Meeting Mr. Donleavy
Musings from the Hill
I am very glad I read “The Singular Man” and “The Ginger (which I want to term “tangerine” for some reason) Man..” Author J. P. Donleavy refers to the character by that name only once in the novel and gives no explanation why he chose that adjective. A bar in Greenwich Village was named that — after the novel became popular.
Starting with “Ginger,” my first strong reaction was that now I understood the difference between men and women. Oh, yes indeed! Most men will find this book hilarious. Women, I suspect, will be horrified. It’s not the sex of which there is plenty but his outrageously callous behavior toward every woman he encounters. He may value a few male friendships but, even then, they seems to be based on what he can get out of one, primarily, money. Any cash he does get is immediately spent on liquor.
“The Singular Man” described the life of George Smith who’s unimaginably wealthy in New York City. I’m sure there are penthouses with “two more crazy floors on top of this. . . I drop golf balls from the top” but with a step-down room with its own altar? “I play organ music. Burn incense. And I sit there.”
“Ginger,” interestingly, dives to the lowest level: nobody has a cent, Sebastian Dangerfield (I can’t help but think of Rodney) pawns anything he can get his hands on or steals right down to the plumbing fixtures.
These tales are more interesting when one realized the author is no more than twenty-seven when “Ginger” is published, 37 when “Singular” is copyrighted. Truly these are the rambunctious fancies of a very imaginative young man. And, I must add, a spell-blindingly terrific author. I could find no quotable passages which would be published in our paper – his stream of consciousness when – well, let’s call it “making love” (he wouldn’t) are hilarious. Being so young and the originator of his own creations, he never encounters a female who doesn’t immediately succumb – age, race, culture or wealth matters not at all. He’s probably hardest on those for whom he cares the most. All in all, both of the protagonists are fully self-absorbed selfish young men. Dangerfield gives little thought to anyone else. Yet even then, I get the idea the love interest must accept him on his terms and, in most cases, be able and willing to support him.
A totally unpleasant character, you might say. Well, yes . . . but no. He’s just young and doesn’t know it.
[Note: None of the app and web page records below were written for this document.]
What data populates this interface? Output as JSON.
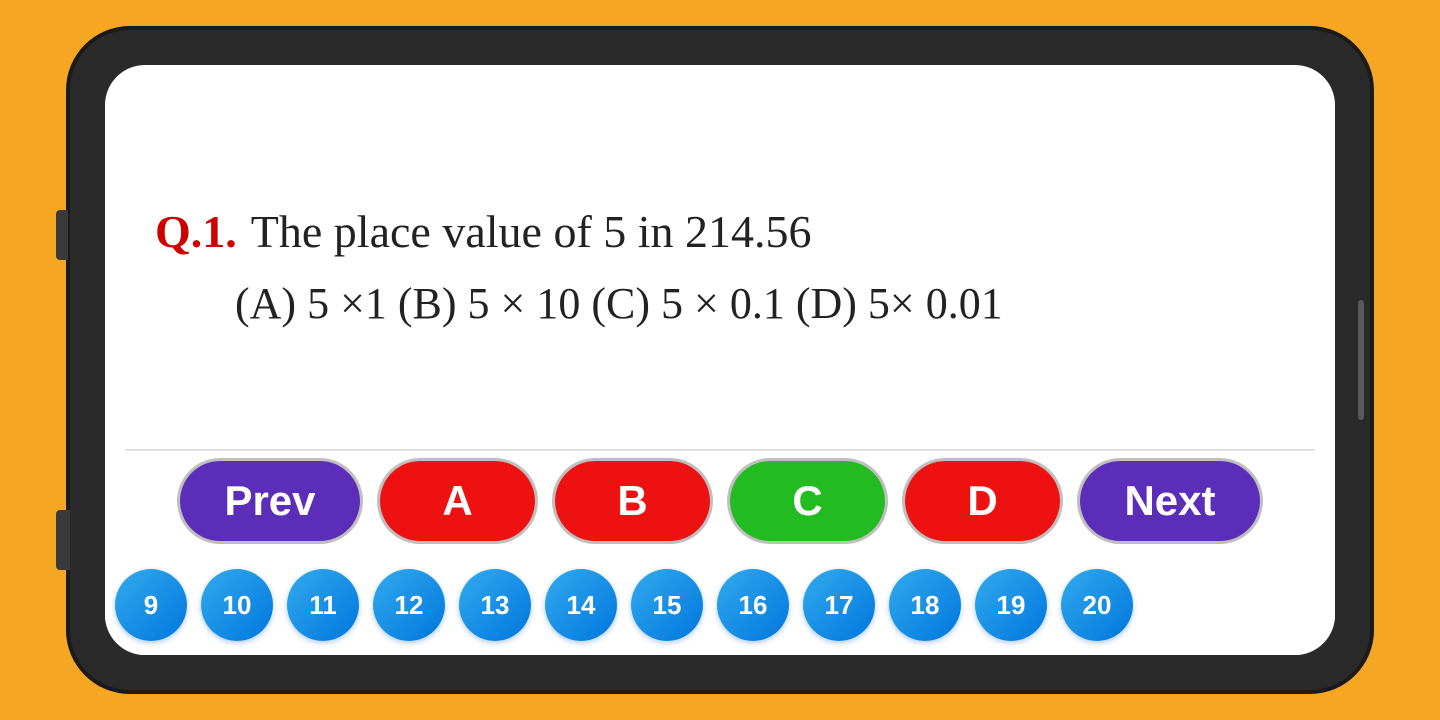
{
  "background_color": "#F5A623",
  "question": {
    "number": "Q.1.",
    "text": "The place value of 5 in 214.56",
    "options_text": "(A) 5 ×1    (B) 5 × 10      (C) 5 × 0.1   (D) 5× 0.01"
  },
  "buttons": {
    "prev_label": "Prev",
    "a_label": "A",
    "b_label": "B",
    "c_label": "C",
    "d_label": "D",
    "next_label": "Next"
  },
  "number_circles": [
    9,
    10,
    11,
    12,
    13,
    14,
    15,
    16,
    17,
    18,
    19,
    20
  ]
}
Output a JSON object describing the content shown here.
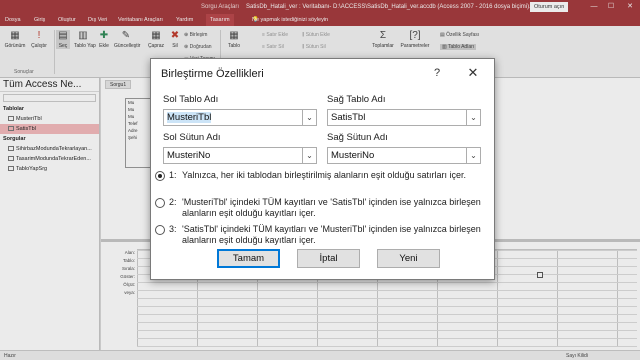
{
  "titlebar": {
    "context_label": "Sorgu Araçları",
    "title": "SatisDb_Hatali_ver : Veritabanı- D:\\ACCESS\\SatisDb_Hatali_ver.accdb (Access 2007 - 2016 dosya biçimi)...",
    "signin": "Oturum açın",
    "min": "—",
    "max": "☐",
    "close": "✕"
  },
  "tabs": [
    "Dosya",
    "Giriş",
    "Oluştur",
    "Dış Veri",
    "Veritabanı Araçları",
    "Yardım",
    "Tasarım",
    "Ne yapmak istediğinizi söyleyin"
  ],
  "ribbon": {
    "gorunum": "Görünüm",
    "calistir": "Çalıştır",
    "sonuclar": "Sonuçlar",
    "sec": "Seç",
    "tablo_yap": "Tablo Yap",
    "ekle": "Ekle",
    "guncelle": "Güncelleştir",
    "capraz": "Çapraz",
    "sil": "Sil",
    "birlesim": "Birleşim",
    "dogrudan": "Doğrudan",
    "veri_tanimi": "Veri Tanımı",
    "tablo": "Tablo",
    "satir_ekle": "Satır Ekle",
    "satir_sil": "Satır Sil",
    "sutun_ekle": "Sütun Ekle",
    "sutun_sil": "Sütun Sil",
    "toplamlar": "Toplamlar",
    "parametreler": "Parametreler",
    "ozellik_sayfasi": "Özellik Sayfası",
    "tablo_adlari": "Tablo Adları"
  },
  "nav": {
    "header": "Tüm Access Ne...",
    "sections": [
      {
        "title": "Tablolar",
        "items": [
          "MusteriTbl",
          "SatisTbl"
        ]
      },
      {
        "title": "Sorgular",
        "items": [
          "SihirbazModundaTekrarlayan...",
          "TasarimModundaTekrarEden...",
          "TabloYapSrg"
        ]
      }
    ]
  },
  "work": {
    "doc_tab": "Sorgu1",
    "field_list": [
      "Mu",
      "Mu",
      "Mu",
      "Telef",
      "Adre",
      "Şehi"
    ],
    "qbe_labels": [
      "Alan:",
      "Tablo:",
      "Sırala:",
      "Göster:",
      "Ölçüt:",
      "veya:"
    ]
  },
  "status": {
    "left": "Hazır",
    "right": "Sayı Kilidi"
  },
  "dialog": {
    "title": "Birleştirme Özellikleri",
    "help": "?",
    "close": "✕",
    "left_table_label": "Sol Tablo Adı",
    "right_table_label": "Sağ Tablo Adı",
    "left_table_value": "MusteriTbl",
    "right_table_value": "SatisTbl",
    "left_column_label": "Sol Sütun Adı",
    "right_column_label": "Sağ Sütun Adı",
    "left_column_value": "MusteriNo",
    "right_column_value": "MusteriNo",
    "options": [
      {
        "num": "1:",
        "text": "Yalnızca, her iki tablodan birleştirilmiş alanların eşit olduğu satırları içer.",
        "selected": true
      },
      {
        "num": "2:",
        "text": "'MusteriTbl' içindeki TÜM kayıtları ve 'SatisTbl' içinden ise yalnızca birleşen alanların eşit olduğu kayıtları içer.",
        "selected": false
      },
      {
        "num": "3:",
        "text": "'SatisTbl' içindeki TÜM kayıtları ve 'MusteriTbl' içinden ise yalnızca birleşen alanların eşit olduğu kayıtları içer.",
        "selected": false
      }
    ],
    "ok": "Tamam",
    "cancel": "İptal",
    "new": "Yeni"
  }
}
I’d be tempted to read one of his later novels (if anyone has, please let me know) but, in truth, I’ve had enough. There are so many other books I want to get to.
Mr. Donleavy, on the other hand, seems perfectly charming. The photo I found shows him as what one would picture the ideal Irishman. Beard and tweeds and a picaresque smile with a glass in his right hand. (The credit says he’s pictured appearing in a play so who knows? He was an actor as well.)
Born in Brooklyn, Donleavy grew up in the Bronx and received his education in this country before serving during World War II in the U.S. Navy. Once he was out and the war over, he moved to Ireland where he lived until he died at the age of ninety-one. He began to study bacteriology at Trinity College, Dublin, but left before obtaining a degree. He was certainly there long enough to make that the focal point of much of what occurs in “The Ginger Man.”
Now listed as one of Modern Library’s 100 best novels, “The Ginger Man” was initially banned in Ireland and the United States for its obscenity. I read that the lead character was in part based on a Trinity College companion also studying there on the G. I. Bill. Donleavy described his friend as a “saint though of a Rabelaisian kind.”
Declaring himself an atheist at the age of fourteen, the author married Valerie Heron in 1946 when just twenty, had two children (one more than our young Dangerfield in “Ginger”) and divorced three years later. Marrying again the following year he had two more children though DNA showed neither was his. He is quoted by a newspaper as saying “My worry is only to look after the welfare of the child, and after a certain stage, you can’t worry about their parentage.”
Fascinating man. Fascinating novels.
Susan Crossett has lived in Arkwright for more than 20 years. A lifetime of writing led to these columns as well as two novels. “Her Reason for Being” was published in 2008 with “Love in Three Acts” following in 2014. Information on all the Musings, her books and the author may be found at Susancrossett.com.